── AVAILABLE RECORDS

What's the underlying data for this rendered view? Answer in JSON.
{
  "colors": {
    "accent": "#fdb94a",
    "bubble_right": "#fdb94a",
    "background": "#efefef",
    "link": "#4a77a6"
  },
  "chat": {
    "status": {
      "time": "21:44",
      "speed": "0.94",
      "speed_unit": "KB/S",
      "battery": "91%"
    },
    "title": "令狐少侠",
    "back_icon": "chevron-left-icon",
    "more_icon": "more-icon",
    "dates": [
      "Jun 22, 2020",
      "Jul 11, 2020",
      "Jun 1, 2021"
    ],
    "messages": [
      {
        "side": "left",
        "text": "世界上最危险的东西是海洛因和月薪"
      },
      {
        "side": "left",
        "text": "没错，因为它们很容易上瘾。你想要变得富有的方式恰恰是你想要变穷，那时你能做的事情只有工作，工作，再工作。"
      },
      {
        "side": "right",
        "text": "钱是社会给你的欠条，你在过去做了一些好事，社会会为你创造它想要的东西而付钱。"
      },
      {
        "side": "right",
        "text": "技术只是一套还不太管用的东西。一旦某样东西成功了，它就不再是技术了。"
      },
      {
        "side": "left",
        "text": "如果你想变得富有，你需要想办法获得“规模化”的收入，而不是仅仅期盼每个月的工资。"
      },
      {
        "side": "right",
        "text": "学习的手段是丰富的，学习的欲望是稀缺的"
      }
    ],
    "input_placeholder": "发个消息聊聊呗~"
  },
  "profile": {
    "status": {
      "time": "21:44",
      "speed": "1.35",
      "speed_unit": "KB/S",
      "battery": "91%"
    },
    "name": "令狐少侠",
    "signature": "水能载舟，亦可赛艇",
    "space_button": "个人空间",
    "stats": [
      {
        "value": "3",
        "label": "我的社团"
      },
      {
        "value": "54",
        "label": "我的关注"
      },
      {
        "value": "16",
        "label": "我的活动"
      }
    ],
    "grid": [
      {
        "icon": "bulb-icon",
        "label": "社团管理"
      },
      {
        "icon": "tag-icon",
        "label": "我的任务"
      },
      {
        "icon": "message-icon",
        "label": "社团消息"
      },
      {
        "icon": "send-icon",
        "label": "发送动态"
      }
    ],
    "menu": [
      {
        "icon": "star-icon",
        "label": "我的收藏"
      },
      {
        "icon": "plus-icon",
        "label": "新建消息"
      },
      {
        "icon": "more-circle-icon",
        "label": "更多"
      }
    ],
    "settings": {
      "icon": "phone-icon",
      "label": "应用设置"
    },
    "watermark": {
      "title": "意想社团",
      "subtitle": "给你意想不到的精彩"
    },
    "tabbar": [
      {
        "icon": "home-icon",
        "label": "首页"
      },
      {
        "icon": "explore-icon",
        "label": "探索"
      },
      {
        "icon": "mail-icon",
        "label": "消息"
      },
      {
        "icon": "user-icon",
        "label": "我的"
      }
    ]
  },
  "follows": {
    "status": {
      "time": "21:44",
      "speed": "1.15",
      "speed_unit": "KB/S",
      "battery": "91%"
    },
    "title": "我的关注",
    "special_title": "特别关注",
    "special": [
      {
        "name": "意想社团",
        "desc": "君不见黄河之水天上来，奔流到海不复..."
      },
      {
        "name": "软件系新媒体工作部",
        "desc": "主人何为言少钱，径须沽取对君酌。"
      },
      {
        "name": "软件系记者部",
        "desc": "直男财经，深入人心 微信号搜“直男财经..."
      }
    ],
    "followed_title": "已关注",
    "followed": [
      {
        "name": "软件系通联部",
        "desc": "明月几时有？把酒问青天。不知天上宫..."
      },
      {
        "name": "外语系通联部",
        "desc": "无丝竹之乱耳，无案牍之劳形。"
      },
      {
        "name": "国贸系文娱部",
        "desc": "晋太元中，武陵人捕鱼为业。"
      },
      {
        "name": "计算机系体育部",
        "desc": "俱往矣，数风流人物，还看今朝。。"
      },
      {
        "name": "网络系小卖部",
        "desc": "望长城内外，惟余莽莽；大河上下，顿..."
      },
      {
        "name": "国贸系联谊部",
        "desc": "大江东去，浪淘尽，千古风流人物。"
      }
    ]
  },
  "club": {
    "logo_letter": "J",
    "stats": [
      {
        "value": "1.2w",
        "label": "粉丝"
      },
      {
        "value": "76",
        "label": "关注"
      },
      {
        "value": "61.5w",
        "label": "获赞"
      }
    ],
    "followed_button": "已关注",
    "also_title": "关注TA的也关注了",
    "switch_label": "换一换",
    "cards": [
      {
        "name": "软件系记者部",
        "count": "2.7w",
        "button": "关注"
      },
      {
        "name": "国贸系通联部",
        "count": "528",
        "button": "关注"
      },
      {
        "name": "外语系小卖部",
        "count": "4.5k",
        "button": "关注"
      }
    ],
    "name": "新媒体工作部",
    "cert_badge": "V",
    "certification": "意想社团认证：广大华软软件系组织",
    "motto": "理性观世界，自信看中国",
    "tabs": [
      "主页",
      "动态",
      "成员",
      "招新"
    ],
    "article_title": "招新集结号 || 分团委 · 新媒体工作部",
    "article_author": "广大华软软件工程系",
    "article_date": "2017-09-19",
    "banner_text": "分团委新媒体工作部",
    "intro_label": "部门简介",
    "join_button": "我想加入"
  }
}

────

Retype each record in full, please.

What's the underlying data for this rendered view? Answer in JSON.
{
  "colors": {
    "accent": "#fdb94a",
    "bubble_right": "#fdb94a",
    "background": "#efefef",
    "link": "#4a77a6"
  },
  "chat": {
    "status": {
      "time": "21:44",
      "speed": "0.94",
      "speed_unit": "KB/S",
      "battery": "91%"
    },
    "title": "令狐少侠",
    "back_icon": "chevron-left-icon",
    "more_icon": "more-icon",
    "dates": [
      "Jun 22, 2020",
      "Jul 11, 2020",
      "Jun 1, 2021"
    ],
    "messages": [
      {
        "side": "left",
        "text": "世界上最危险的东西是海洛因和月薪"
      },
      {
        "side": "left",
        "text": "没错，因为它们很容易上瘾。你想要变得富有的方式恰恰是你想要变穷，那时你能做的事情只有工作，工作，再工作。"
      },
      {
        "side": "right",
        "text": "钱是社会给你的欠条，你在过去做了一些好事，社会会为你创造它想要的东西而付钱。"
      },
      {
        "side": "right",
        "text": "技术只是一套还不太管用的东西。一旦某样东西成功了，它就不再是技术了。"
      },
      {
        "side": "left",
        "text": "如果你想变得富有，你需要想办法获得“规模化”的收入，而不是仅仅期盼每个月的工资。"
      },
      {
        "side": "right",
        "text": "学习的手段是丰富的，学习的欲望是稀缺的"
      }
    ],
    "input_placeholder": "发个消息聊聊呗~"
  },
  "profile": {
    "status": {
      "time": "21:44",
      "speed": "1.35",
      "speed_unit": "KB/S",
      "battery": "91%"
    },
    "name": "令狐少侠",
    "signature": "水能载舟，亦可赛艇",
    "space_button": "个人空间",
    "stats": [
      {
        "value": "3",
        "label": "我的社团"
      },
      {
        "value": "54",
        "label": "我的关注"
      },
      {
        "value": "16",
        "label": "我的活动"
      }
    ],
    "grid": [
      {
        "icon": "bulb-icon",
        "label": "社团管理"
      },
      {
        "icon": "tag-icon",
        "label": "我的任务"
      },
      {
        "icon": "message-icon",
        "label": "社团消息"
      },
      {
        "icon": "send-icon",
        "label": "发送动态"
      }
    ],
    "menu": [
      {
        "icon": "star-icon",
        "label": "我的收藏"
      },
      {
        "icon": "plus-icon",
        "label": "新建消息"
      },
      {
        "icon": "more-circle-icon",
        "label": "更多"
      }
    ],
    "settings": {
      "icon": "phone-icon",
      "label": "应用设置"
    },
    "watermark": {
      "title": "意想社团",
      "subtitle": "给你意想不到的精彩"
    },
    "tabbar": [
      {
        "icon": "home-icon",
        "label": "首页"
      },
      {
        "icon": "explore-icon",
        "label": "探索"
      },
      {
        "icon": "mail-icon",
        "label": "消息"
      },
      {
        "icon": "user-icon",
        "label": "我的"
      }
    ]
  },
  "follows": {
    "status": {
      "time": "21:44",
      "speed": "1.15",
      "speed_unit": "KB/S",
      "battery": "91%"
    },
    "title": "我的关注",
    "special_title": "特别关注",
    "special": [
      {
        "name": "意想社团",
        "desc": "君不见黄河之水天上来，奔流到海不复..."
      },
      {
        "name": "软件系新媒体工作部",
        "desc": "主人何为言少钱，径须沽取对君酌。"
      },
      {
        "name": "软件系记者部",
        "desc": "直男财经，深入人心 微信号搜“直男财经..."
      }
    ],
    "followed_title": "已关注",
    "followed": [
      {
        "name": "软件系通联部",
        "desc": "明月几时有？把酒问青天。不知天上宫..."
      },
      {
        "name": "外语系通联部",
        "desc": "无丝竹之乱耳，无案牍之劳形。"
      },
      {
        "name": "国贸系文娱部",
        "desc": "晋太元中，武陵人捕鱼为业。"
      },
      {
        "name": "计算机系体育部",
        "desc": "俱往矣，数风流人物，还看今朝。。"
      },
      {
        "name": "网络系小卖部",
        "desc": "望长城内外，惟余莽莽；大河上下，顿..."
      },
      {
        "name": "国贸系联谊部",
        "desc": "大江东去，浪淘尽，千古风流人物。"
      }
    ]
  },
  "club": {
    "logo_letter": "J",
    "stats": [
      {
        "value": "1.2w",
        "label": "粉丝"
      },
      {
        "value": "76",
        "label": "关注"
      },
      {
        "value": "61.5w",
        "label": "获赞"
      }
    ],
    "followed_button": "已关注",
    "also_title": "关注TA的也关注了",
    "switch_label": "换一换",
    "cards": [
      {
        "name": "软件系记者部",
        "count": "2.7w",
        "button": "关注"
      },
      {
        "name": "国贸系通联部",
        "count": "528",
        "button": "关注"
      },
      {
        "name": "外语系小卖部",
        "count": "4.5k",
        "button": "关注"
      }
    ],
    "name": "新媒体工作部",
    "cert_badge": "V",
    "certification": "意想社团认证：广大华软软件系组织",
    "motto": "理性观世界，自信看中国",
    "tabs": [
      "主页",
      "动态",
      "成员",
      "招新"
    ],
    "article_title": "招新集结号 || 分团委 · 新媒体工作部",
    "article_author": "广大华软软件工程系",
    "article_date": "2017-09-19",
    "banner_text": "分团委新媒体工作部",
    "intro_label": "部门简介",
    "join_button": "我想加入"
  }
}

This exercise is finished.